Club president Joan Laporta will hold a meeting on Thursday morning, according to reports in the Catalan press, in which it will be decided whether Koeman should remain in charge for Saturday’s crunch La Liga game against Atletico Madrid.
That a change is even being considered before one of the most important games of the season, and with an international break coming up immediately after, shows how little confidence in Koeman there is left.
"I feel like I have the support of the players," said the 58-year-old. Asked if he felt supported by the club, Koeman said: "I don't know, I don't know, I don't know."
When Koeman, who played for Barca in 1989-1995, was appointed by Laporta’s predecessor Josep Maria Bartomeu in August 2020 the club beamed "welcome home!" and called him "a legend".
But after an encouraging first season in which Barcelona won the Copa del Rey and in the end were disappointed not to win the league, Koeman’s homecoming has quickly turned sour.
He has never enjoyed the backing of Laporta, who tried to find a replacement in the summer but was unable to find a suitable successor or more likely persuade them to join.

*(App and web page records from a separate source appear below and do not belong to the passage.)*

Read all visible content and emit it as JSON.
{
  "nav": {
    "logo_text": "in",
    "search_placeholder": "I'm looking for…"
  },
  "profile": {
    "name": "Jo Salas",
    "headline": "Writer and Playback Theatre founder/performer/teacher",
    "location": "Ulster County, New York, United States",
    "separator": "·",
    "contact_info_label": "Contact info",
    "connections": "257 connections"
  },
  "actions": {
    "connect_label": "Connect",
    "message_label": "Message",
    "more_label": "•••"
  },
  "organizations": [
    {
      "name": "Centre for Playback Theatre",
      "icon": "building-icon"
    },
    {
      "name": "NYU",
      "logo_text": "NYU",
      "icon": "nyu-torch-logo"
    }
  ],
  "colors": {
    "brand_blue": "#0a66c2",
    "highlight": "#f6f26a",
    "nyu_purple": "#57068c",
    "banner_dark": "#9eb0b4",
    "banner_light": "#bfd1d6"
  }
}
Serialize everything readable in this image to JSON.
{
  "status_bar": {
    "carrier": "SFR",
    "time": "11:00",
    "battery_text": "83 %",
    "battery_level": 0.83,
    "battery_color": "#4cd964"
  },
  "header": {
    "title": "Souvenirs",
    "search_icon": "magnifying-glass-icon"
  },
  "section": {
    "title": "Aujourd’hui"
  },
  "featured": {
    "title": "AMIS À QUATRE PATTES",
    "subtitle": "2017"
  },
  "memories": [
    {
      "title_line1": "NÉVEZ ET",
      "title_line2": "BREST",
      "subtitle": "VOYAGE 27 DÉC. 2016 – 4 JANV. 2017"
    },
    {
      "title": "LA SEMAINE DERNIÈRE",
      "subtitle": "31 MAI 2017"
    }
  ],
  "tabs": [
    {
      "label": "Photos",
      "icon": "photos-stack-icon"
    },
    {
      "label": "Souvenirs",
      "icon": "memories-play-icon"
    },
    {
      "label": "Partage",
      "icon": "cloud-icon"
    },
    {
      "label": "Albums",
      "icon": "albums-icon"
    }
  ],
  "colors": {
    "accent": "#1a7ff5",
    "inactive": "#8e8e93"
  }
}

For a while it was a marriage of convenience, but the relationship has grown bitter in recent weeks, with Koeman's demands for support and attempts to lower expectations received with increasing irritation at the club.
“What I don’t like is an attitude of acceptance, a certain defeatism,” Laporta said last week.
Barcelona’s dire financial situation would hamper any coach as a string of senior players have left and inferior ones been brought in. Lionel Messi and Antoine Griezmann were allowed to depart, replaced by Memphis Depay and Luuk de Jong.
Koeman has emphasised the point repeatedly that this team is not the Barcelona of old and expectations have to be adjusted accordingly.
"We have changed many things and we are missing some soldiers," said Koeman. "I'm tired of always repeating the same thing. We have lost the players who made the difference. For me it is clearer than water."
- 'Critical situation' -
For a long time, many subscribed to Koeman's mantra as a 1-1 draw with Paris Saint-Germain in last season’s Champions League was hailed as a sign of progress, even though it came after a 4-1 loss in the opening leg.
But the excuses have worn thin, in part because of results -– Barcelona have won only once in their last five games -– but also performances, which have been increasingly devoid of creativity or identity.
When Barcelona were held by Granada earlier this month it was not so much the draw as the fact they finished with defenders Gerard Pique and Ronald Araujo up front.
“If you look at the list (of players), what are you supposed to do?" asked Koeman.
Koeman will also know that, despite the upheaval, a squad that boasts Pedri, Frenkie de Jong, Depay, Sergio Busquets, Pique and Marc-Andre ter Stegen should be doing better than bottom of their Champions League group and sixth in La Liga.
Koeman said he thinks he has the support of the players, but when Busquets was asked if changing coach would help, he did not raise much of a defence. "We are in a critical situation," Busquets said.
Besides, it will be Laporta and the board that make the decision on Koeman's fate -- and it looks increasingly a case of when he goes, not if.